For an uninterrupted stretch of three decades (1913-1944), it was a cat that held court in the funny pages of the Hearst newspaper empire. Appearing as a 4-panel comic strip on weekdays, and occupying an entire newspaper page on Sundays, Krazy Kat is that most unlikely of things: poetry fostered and cared for unquestioningly by commerce.
The early part of the twentieth-century was an especially fertile period for the nascent medium of the comic strip; a time made possible entirely due to the explosive growth in newspaper-readership, during which George Herriman’s Krazy Kat took form. The central premise of the strip is evident even on a cursory reading – the primary cast is formed by Krazy Kat, a tender-hearted and whimsical cat; Ignatz, an irritable, conniving mouse; and Offisa Pupp, a stoutly resolute dog who functions as the resident arm of the law.

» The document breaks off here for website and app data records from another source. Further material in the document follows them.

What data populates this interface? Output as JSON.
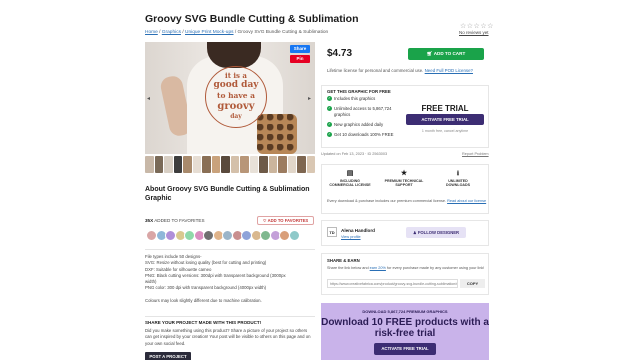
{
  "product": {
    "title": "Groovy SVG Bundle Cutting & Sublimation",
    "stars": "☆☆☆☆☆",
    "reviews": "No reviews yet",
    "image_text": [
      "it is a",
      "good day",
      "to have a",
      "groovy",
      "day"
    ],
    "share_label": "Share",
    "pin_label": "Pin",
    "prev_icon": "chevron-left-icon",
    "next_icon": "chevron-right-icon",
    "thumb_colors": [
      "#c8b8a8",
      "#7a6a58",
      "#d8cfc4",
      "#3d3d3d",
      "#a88a6c",
      "#e6ddd3",
      "#8a6f55",
      "#c9a27c",
      "#5a4a3c",
      "#d4c0aa",
      "#b89678",
      "#e8e1d8",
      "#6e5a48",
      "#cbb59d",
      "#9c7c60",
      "#e1d6c9",
      "#7e6650",
      "#d9c7b3"
    ]
  },
  "breadcrumb": {
    "home": "Home",
    "sep": " / ",
    "graphics": "Graphics",
    "category": "Unique Print Mock-ups",
    "current": "Groovy SVG Bundle Cutting & Sublimation"
  },
  "purchase": {
    "price": "$4.73",
    "add_to_cart": "ADD TO CART",
    "license_text": "Lifetime license for personal and commercial use.",
    "license_link": "Need Full POD License?"
  },
  "free": {
    "heading": "GET THIS GRAPHIC FOR FREE",
    "benefits": [
      "Includes this graphics",
      "Unlimited access to 5,867,724",
      "graphics",
      "New graphics added daily",
      "Get 10 downloads 100% FREE"
    ],
    "trial_heading": "FREE TRIAL",
    "trial_button": "ACTIVATE FREE TRIAL",
    "trial_note": "1 month free, cancel anytime",
    "check_icon": "check-icon"
  },
  "meta": {
    "updated": "Updated on Feb 13, 2023 · ID 2563003",
    "report": "Report Problem"
  },
  "features": {
    "items": [
      {
        "icon": "document-icon",
        "glyph": "▤",
        "label": "INCLUDING COMMERCIAL LICENSE"
      },
      {
        "icon": "star-icon",
        "glyph": "★",
        "label": "PREMIUM TECHNICAL SUPPORT"
      },
      {
        "icon": "download-icon",
        "glyph": "⭳",
        "label": "UNLIMITED DOWNLOADS"
      }
    ],
    "note": "Every download & purchase includes our premium commercial license.",
    "note_link": "Read about our license"
  },
  "about": {
    "heading": "About Groovy SVG Bundle Cutting & Sublimation Graphic",
    "fav_count": "35X",
    "fav_text": "ADDED TO FAVORITES",
    "fav_button": "♡ ADD TO FAVORITES",
    "avatar_colors": [
      "#d9a6a6",
      "#8fb7d9",
      "#b08fd9",
      "#d9c98f",
      "#8fd9a9",
      "#d98fc0",
      "#6f6f6f",
      "#e0b48a",
      "#9bb5c9",
      "#c98f8f",
      "#8fa3d9",
      "#d9b88f",
      "#7fb88f",
      "#c4a0d9",
      "#d99f7a",
      "#8fc9c9"
    ],
    "description": [
      "File types include 50 designs-",
      "SVG: Resize without losing quality (best for cutting and printing)",
      "DXF: Suitable for silhouette cameo",
      "PNG: Black cutting versions: 300dpi with transparent background (3000px",
      "width)",
      "PNG color: 300 dpi with transparent background (4000px width)",
      "",
      "Colours may look slightly different due to machine calibration."
    ]
  },
  "share_made": {
    "heading": "SHARE YOUR PROJECT MADE WITH THIS PRODUCT!",
    "text": "Did you make something using this product? Share a picture of your project so others can get inspired by your creation! Your post will be visible to others on this page and on your own social feed.",
    "button": "POST A PROJECT"
  },
  "designer": {
    "logo": "TD",
    "name": "Alena Handlord",
    "link": "View profile",
    "follow": "♟ FOLLOW DESIGNER"
  },
  "earn": {
    "heading": "SHARE & EARN",
    "text": "Share the link below and",
    "text_link": "earn 20%",
    "text_rest": "for every purchase made by any customer using your link!",
    "link": "https://www.creativefabrica.com/product/groovy-svg-bundle-cutting-sublimation/ref/",
    "copy": "COPY"
  },
  "promo": {
    "small": "DOWNLOAD 5,867,724 PREMIUM GRAPHICS",
    "big_line1": "Download 10 FREE products with a",
    "big_line2": "risk-free trial",
    "button": "ACTIVATE FREE TRIAL"
  },
  "colors": {
    "green": "#1aa34a",
    "purple": "#3c2d73",
    "promo_bg": "#c9b3ea",
    "link": "#2a6fb5"
  }
}
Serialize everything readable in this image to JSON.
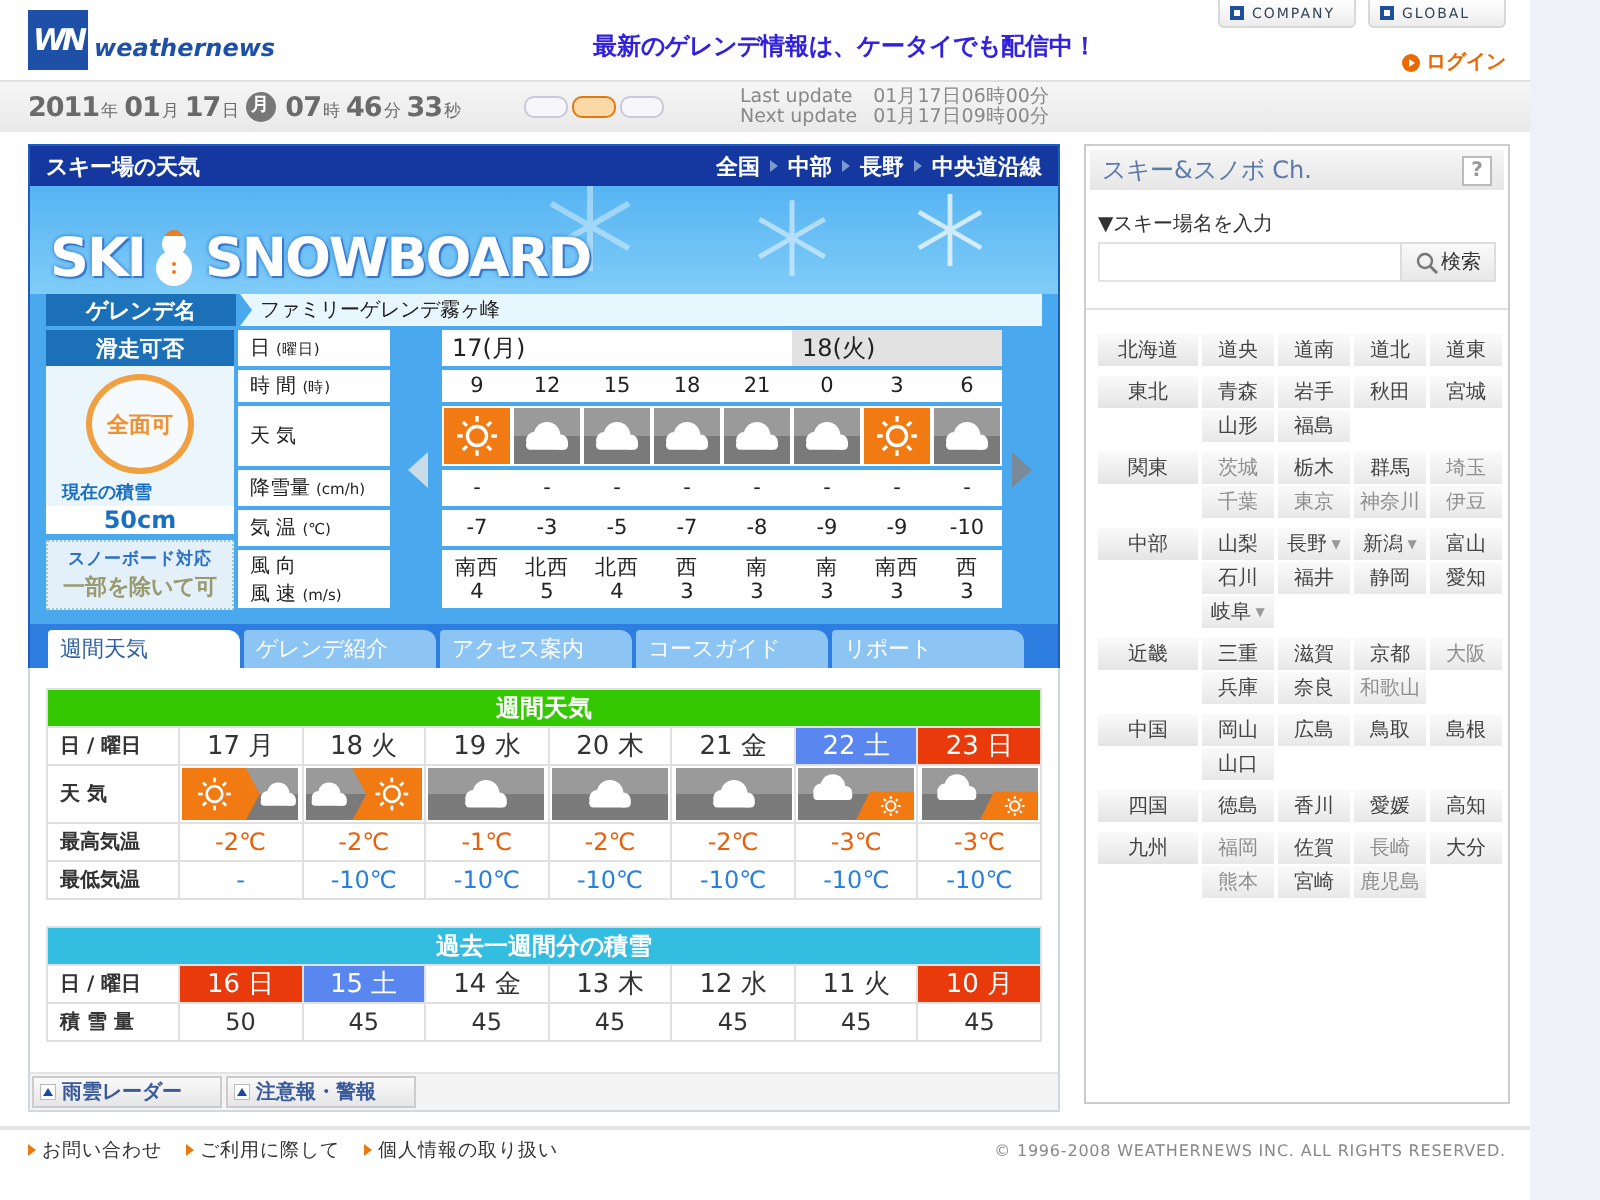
{
  "header": {
    "logo_mark": "WN",
    "logo_name": "weathernews",
    "banner": "最新のゲレンデ情報は、ケータイでも配信中！",
    "links": [
      "COMPANY",
      "GLOBAL"
    ],
    "login": "ログイン"
  },
  "datebar": {
    "clock": [
      {
        "value": "2011",
        "unit": "年"
      },
      {
        "value": "01",
        "unit": "月"
      },
      {
        "value": "17",
        "unit": "日"
      },
      {
        "kind": "weekday",
        "value": "月"
      },
      {
        "value": "07",
        "unit": "時"
      },
      {
        "value": "46",
        "unit": "分"
      },
      {
        "value": "33",
        "unit": "秒"
      }
    ],
    "modes": [
      {
        "selected": false
      },
      {
        "selected": true
      },
      {
        "selected": false
      }
    ],
    "updates": [
      {
        "label": "Last update",
        "value": "01月17日06時00分"
      },
      {
        "label": "Next update",
        "value": "01月17日09時00分"
      }
    ]
  },
  "panel": {
    "title": "スキー場の天気",
    "breadcrumb": [
      "全国",
      "中部",
      "長野",
      "中央道沿線"
    ],
    "art_words": [
      "SKI",
      "SNOWBOARD"
    ],
    "resort_label": "ゲレンデ名",
    "resort_name": "ファミリーゲレンデ霧ヶ峰",
    "status": {
      "title": "滑走可否",
      "verdict": "全面可",
      "snow_label": "現在の積雪",
      "snow_depth": "50cm",
      "board_label": "スノーボード対応",
      "board_value": "一部を除いて可"
    },
    "row_labels": [
      {
        "lines": [
          {
            "text": "日",
            "unit": "(曜日)"
          }
        ]
      },
      {
        "lines": [
          {
            "text": "時 間",
            "unit": "(時)"
          }
        ]
      },
      {
        "lines": [
          {
            "text": "天 気"
          }
        ]
      },
      {
        "lines": [
          {
            "text": "降雪量",
            "unit": "(cm/h)"
          }
        ]
      },
      {
        "lines": [
          {
            "text": "気 温",
            "unit": "(℃)"
          }
        ]
      },
      {
        "lines": [
          {
            "text": "風 向"
          },
          {
            "text": "風 速",
            "unit": "(m/s)"
          }
        ]
      }
    ],
    "days": [
      {
        "label": "17(月)",
        "shaded": false,
        "hours": [
          {
            "time": "9",
            "icon": {
              "kind": "sunny"
            },
            "snowfall": "-",
            "temp": "-7",
            "wind_dir": "南西",
            "wind_speed": "4"
          },
          {
            "time": "12",
            "icon": {
              "kind": "cloudy"
            },
            "snowfall": "-",
            "temp": "-3",
            "wind_dir": "北西",
            "wind_speed": "5"
          },
          {
            "time": "15",
            "icon": {
              "kind": "cloudy"
            },
            "snowfall": "-",
            "temp": "-5",
            "wind_dir": "北西",
            "wind_speed": "4"
          },
          {
            "time": "18",
            "icon": {
              "kind": "cloudy"
            },
            "snowfall": "-",
            "temp": "-7",
            "wind_dir": "西",
            "wind_speed": "3"
          },
          {
            "time": "21",
            "icon": {
              "kind": "cloudy"
            },
            "snowfall": "-",
            "temp": "-8",
            "wind_dir": "南",
            "wind_speed": "3"
          }
        ]
      },
      {
        "label": "18(火)",
        "shaded": true,
        "hours": [
          {
            "time": "0",
            "icon": {
              "kind": "cloudy"
            },
            "snowfall": "-",
            "temp": "-9",
            "wind_dir": "南",
            "wind_speed": "3"
          },
          {
            "time": "3",
            "icon": {
              "kind": "sunny"
            },
            "snowfall": "-",
            "temp": "-9",
            "wind_dir": "南西",
            "wind_speed": "3"
          },
          {
            "time": "6",
            "icon": {
              "kind": "cloudy"
            },
            "snowfall": "-",
            "temp": "-10",
            "wind_dir": "西",
            "wind_speed": "3"
          }
        ]
      }
    ]
  },
  "tabs": [
    {
      "label": "週間天気",
      "selected": true
    },
    {
      "label": "ゲレンデ紹介",
      "selected": false
    },
    {
      "label": "アクセス案内",
      "selected": false
    },
    {
      "label": "コースガイド",
      "selected": false
    },
    {
      "label": "リポート",
      "selected": false
    }
  ],
  "weekly": {
    "title": "週間天気",
    "row_labels": [
      "日 / 曜日",
      "天 気",
      "最高気温",
      "最低気温"
    ],
    "days": [
      {
        "label": "17 月",
        "kind": "weekday",
        "icon": {
          "kind": "sun_to_cloud"
        },
        "high": "-2℃",
        "low": "-"
      },
      {
        "label": "18 火",
        "kind": "weekday",
        "icon": {
          "kind": "cloud_to_sun"
        },
        "high": "-2℃",
        "low": "-10℃"
      },
      {
        "label": "19 水",
        "kind": "weekday",
        "icon": {
          "kind": "cloud"
        },
        "high": "-1℃",
        "low": "-10℃"
      },
      {
        "label": "20 木",
        "kind": "weekday",
        "icon": {
          "kind": "cloud"
        },
        "high": "-2℃",
        "low": "-10℃"
      },
      {
        "label": "21 金",
        "kind": "weekday",
        "icon": {
          "kind": "cloud"
        },
        "high": "-2℃",
        "low": "-10℃"
      },
      {
        "label": "22 土",
        "kind": "saturday",
        "icon": {
          "kind": "cloud_sometimes_sun"
        },
        "high": "-3℃",
        "low": "-10℃"
      },
      {
        "label": "23 日",
        "kind": "holiday",
        "icon": {
          "kind": "cloud_sometimes_sun"
        },
        "high": "-3℃",
        "low": "-10℃"
      }
    ]
  },
  "snow_history": {
    "title": "過去一週間分の積雪",
    "row_labels": [
      "日 / 曜日",
      "積 雪 量"
    ],
    "days": [
      {
        "label": "16 日",
        "kind": "holiday",
        "amount": "50"
      },
      {
        "label": "15 土",
        "kind": "saturday",
        "amount": "45"
      },
      {
        "label": "14 金",
        "kind": "weekday",
        "amount": "45"
      },
      {
        "label": "13 木",
        "kind": "weekday",
        "amount": "45"
      },
      {
        "label": "12 水",
        "kind": "weekday",
        "amount": "45"
      },
      {
        "label": "11 火",
        "kind": "weekday",
        "amount": "45"
      },
      {
        "label": "10 月",
        "kind": "holiday",
        "amount": "45"
      }
    ]
  },
  "bottom_links": [
    "雨雲レーダー",
    "注意報・警報"
  ],
  "sidebar": {
    "title": "スキー&スノボ Ch.",
    "help": "?",
    "search_label": "▼スキー場名を入力",
    "search_button": "検索",
    "regions": [
      {
        "name": "北海道",
        "prefectures": [
          {
            "name": "道央",
            "disabled": false
          },
          {
            "name": "道南",
            "disabled": false
          },
          {
            "name": "道北",
            "disabled": false
          },
          {
            "name": "道東",
            "disabled": false
          }
        ]
      },
      {
        "name": "東北",
        "prefectures": [
          {
            "name": "青森",
            "disabled": false
          },
          {
            "name": "岩手",
            "disabled": false
          },
          {
            "name": "秋田",
            "disabled": false
          },
          {
            "name": "宮城",
            "disabled": false
          },
          {
            "name": "山形",
            "disabled": false
          },
          {
            "name": "福島",
            "disabled": false
          }
        ]
      },
      {
        "name": "関東",
        "prefectures": [
          {
            "name": "茨城",
            "disabled": true
          },
          {
            "name": "栃木",
            "disabled": false
          },
          {
            "name": "群馬",
            "disabled": false
          },
          {
            "name": "埼玉",
            "disabled": true
          },
          {
            "name": "千葉",
            "disabled": true
          },
          {
            "name": "東京",
            "disabled": true
          },
          {
            "name": "神奈川",
            "disabled": true
          },
          {
            "name": "伊豆",
            "disabled": true
          }
        ]
      },
      {
        "name": "中部",
        "prefectures": [
          {
            "name": "山梨",
            "disabled": false
          },
          {
            "name": "長野",
            "disabled": false,
            "menu_mark": "▼"
          },
          {
            "name": "新潟",
            "disabled": false,
            "menu_mark": "▼"
          },
          {
            "name": "富山",
            "disabled": false
          },
          {
            "name": "石川",
            "disabled": false
          },
          {
            "name": "福井",
            "disabled": false
          },
          {
            "name": "静岡",
            "disabled": false
          },
          {
            "name": "愛知",
            "disabled": false
          },
          {
            "name": "岐阜",
            "disabled": false,
            "menu_mark": "▼"
          }
        ]
      },
      {
        "name": "近畿",
        "prefectures": [
          {
            "name": "三重",
            "disabled": false
          },
          {
            "name": "滋賀",
            "disabled": false
          },
          {
            "name": "京都",
            "disabled": false
          },
          {
            "name": "大阪",
            "disabled": true
          },
          {
            "name": "兵庫",
            "disabled": false
          },
          {
            "name": "奈良",
            "disabled": false
          },
          {
            "name": "和歌山",
            "disabled": true
          }
        ]
      },
      {
        "name": "中国",
        "prefectures": [
          {
            "name": "岡山",
            "disabled": false
          },
          {
            "name": "広島",
            "disabled": false
          },
          {
            "name": "鳥取",
            "disabled": false
          },
          {
            "name": "島根",
            "disabled": false
          },
          {
            "name": "山口",
            "disabled": false
          }
        ]
      },
      {
        "name": "四国",
        "prefectures": [
          {
            "name": "徳島",
            "disabled": false
          },
          {
            "name": "香川",
            "disabled": false
          },
          {
            "name": "愛媛",
            "disabled": false
          },
          {
            "name": "高知",
            "disabled": false
          }
        ]
      },
      {
        "name": "九州",
        "prefectures": [
          {
            "name": "福岡",
            "disabled": true
          },
          {
            "name": "佐賀",
            "disabled": false
          },
          {
            "name": "長崎",
            "disabled": true
          },
          {
            "name": "大分",
            "disabled": false
          },
          {
            "name": "熊本",
            "disabled": true
          },
          {
            "name": "宮崎",
            "disabled": false
          },
          {
            "name": "鹿児島",
            "disabled": true
          }
        ]
      }
    ]
  },
  "footer": {
    "links": [
      "お問い合わせ",
      "ご利用に際して",
      "個人情報の取り扱い"
    ],
    "copyright": "© 1996-2008 WEATHERNEWS INC. ALL RIGHTS RESERVED."
  }
}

Ignatz’s chief pleasure is lobbing bricks at Krazy; who, being in love with Ignatz, profoundly misinterprets (and seeks out) these missiles to the head as tokens of a lasting love. Offisa Pupp, possessed of a deep fondness for Krazy, cannot bear to see the Kat being battered with bricks – perceiving this act, as indeed most would, to be far from beneficial to Krazy – and so, sees it as his constant task to foil Ignatz’s brick-hurlings.
From this seeming tangle arose a near-immutable mechanics of misunderstanding; each player was party to the other’s strivings, without ever grasping the true nature of this bizarre triangle. For this to be the heart of the strip may seem more than a little repetitive – but it proved a slim and constant anchor, allowing the rest to soar into a world of whimsy unlike any other, before or since. Herriman was a man given leave to dream, in that most public of forums, the American newspaper.
Despite his constantly ingenious and engaging experimentation with the comic-strip form – or perhaps because of it – the strip’s later years saw a steadily mounting stream of protestations from readers and editors alike about its obstinately strange and obscure nature. The complaint was not entirely unwarranted: Krazy Kat defies the popular understanding of a commercial comic strip’s innate obligation (not quite set in stone at this early point in the medium’s history) – to innocuously entertain and help sell papers. Instead, the strip took another route: Language, as deployed by Krazy, is a fluid and fantastic thing, a patois from a people of one. It plays a vital role in setting the tone of the strip, confronting the reader with an endearing jumble of dialects and phonetically spelled words, with English giving way to Spanish, with occasional smatterings of Yiddish, and so on with no distinct end in sight. And yet, Krazy’s speech is no parodic pastiche of language; it has a poetical allure and a cadence all its own.
The art, rendered in scratchy quill and ink, is personal to the point of being more akin to a kind of visual handwriting than a stylised way of rendering the world on paper. The landscapes and patterns in the panel backgrounds, drawn from Herriman’s love of Navajo culture, vary with such speed so as to seem almost liquid. Each full-page comic forms an astutely considered whole; his compositions remain an innovative delight even today.
As Bill Watterson – creator of Calvin & Hobbes, one of the more lastingly lovely newspaper comic-strips in recent memory – so finely observed:
The constraint of Krazy Kat’s narrow plot seems to have set free every other aspect of the cartoon to become poetry, and the strip is, to my mind, cartooning at its most pure.
A world of fantasy and elastic language appears, where the unvarying central theme is but the foundation for a sublimely layered edifice of cartooning, every instance of which is suffused with an inexplicable freshness, one that was held to for the entirety of its thirty-year run.
This, as any storyteller will readily admit, is nothing short of miraculous.
The New Indian Express, 06/06/2009